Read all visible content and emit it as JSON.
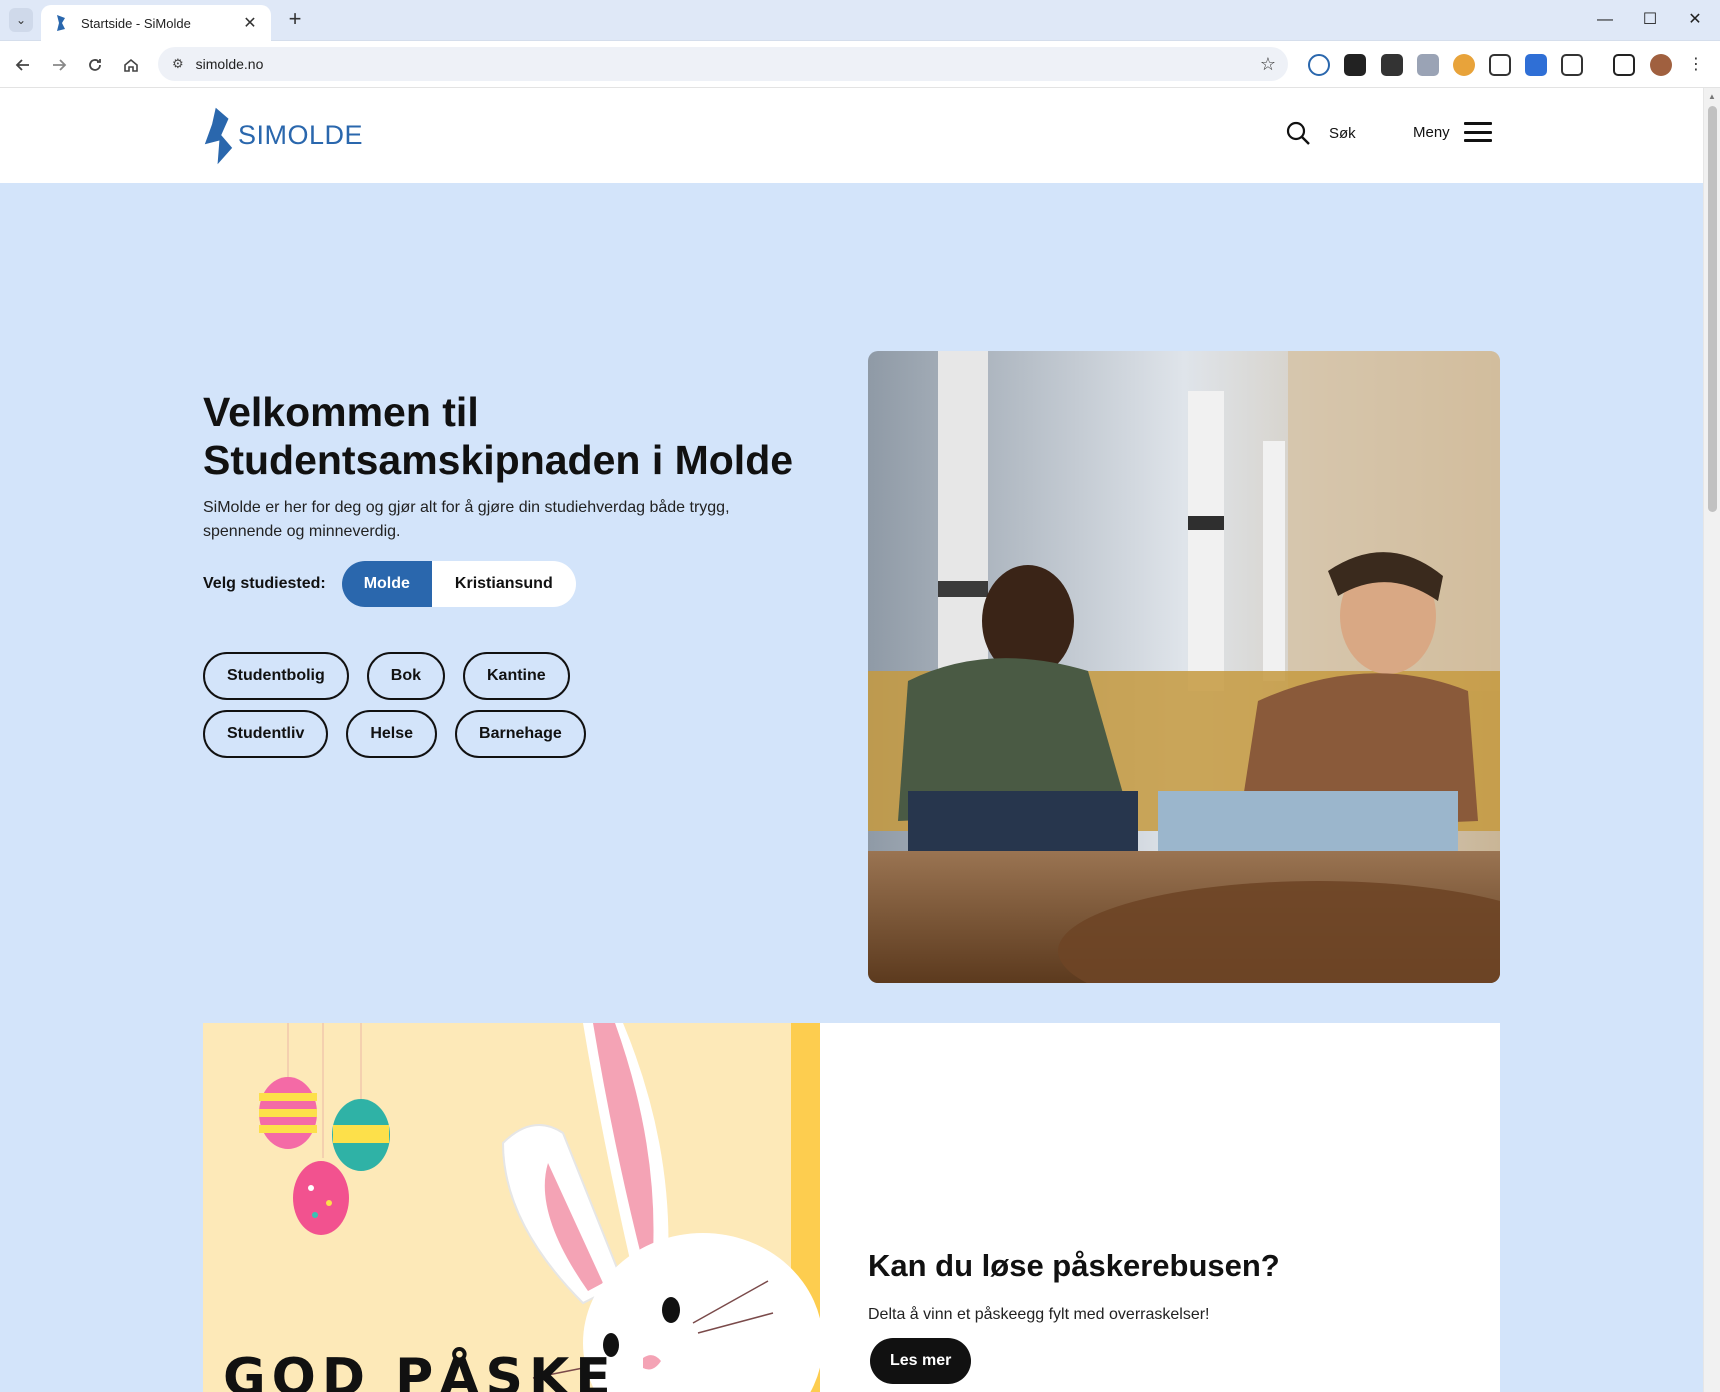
{
  "browser": {
    "tab_title": "Startside - SiMolde",
    "url": "simolde.no",
    "new_tab": "+",
    "close_tab": "✕",
    "minimize": "—",
    "maximize": "☐",
    "close_window": "✕"
  },
  "header": {
    "logo_text": "SIMOLDE",
    "search_label": "Søk",
    "menu_label": "Meny",
    "brand_color": "#2a67ad"
  },
  "hero": {
    "title_line1": "Velkommen til",
    "title_line2": "Studentsamskipnaden i Molde",
    "description": "SiMolde er her for deg og gjør alt for å gjøre din studiehverdag både trygg, spennende og minneverdig.",
    "campus_label": "Velg studiested:",
    "campus_options": [
      "Molde",
      "Kristiansund"
    ],
    "campus_selected": "Molde",
    "background_color": "#d3e4fa",
    "pills_row1": [
      "Studentbolig",
      "Bok",
      "Kantine"
    ],
    "pills_row2": [
      "Studentliv",
      "Helse",
      "Barnehage"
    ]
  },
  "promo": {
    "image_text": "GOD PÅSKE",
    "title": "Kan du løse påskerebusen?",
    "text": "Delta å vinn et påskeegg fylt med overraskelser!",
    "button_label": "Les mer"
  }
}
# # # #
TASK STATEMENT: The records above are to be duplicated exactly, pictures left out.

ANSWER SPACE:
Read all visible content and emit it as JSON.
{
  "browser": {
    "tab_title": "Startside - SiMolde",
    "url": "simolde.no",
    "new_tab": "+",
    "close_tab": "✕",
    "minimize": "—",
    "maximize": "☐",
    "close_window": "✕"
  },
  "header": {
    "logo_text": "SIMOLDE",
    "search_label": "Søk",
    "menu_label": "Meny",
    "brand_color": "#2a67ad"
  },
  "hero": {
    "title_line1": "Velkommen til",
    "title_line2": "Studentsamskipnaden i Molde",
    "description": "SiMolde er her for deg og gjør alt for å gjøre din studiehverdag både trygg, spennende og minneverdig.",
    "campus_label": "Velg studiested:",
    "campus_options": [
      "Molde",
      "Kristiansund"
    ],
    "campus_selected": "Molde",
    "background_color": "#d3e4fa",
    "pills_row1": [
      "Studentbolig",
      "Bok",
      "Kantine"
    ],
    "pills_row2": [
      "Studentliv",
      "Helse",
      "Barnehage"
    ]
  },
  "promo": {
    "image_text": "GOD PÅSKE",
    "title": "Kan du løse påskerebusen?",
    "text": "Delta å vinn et påskeegg fylt med overraskelser!",
    "button_label": "Les mer"
  }
}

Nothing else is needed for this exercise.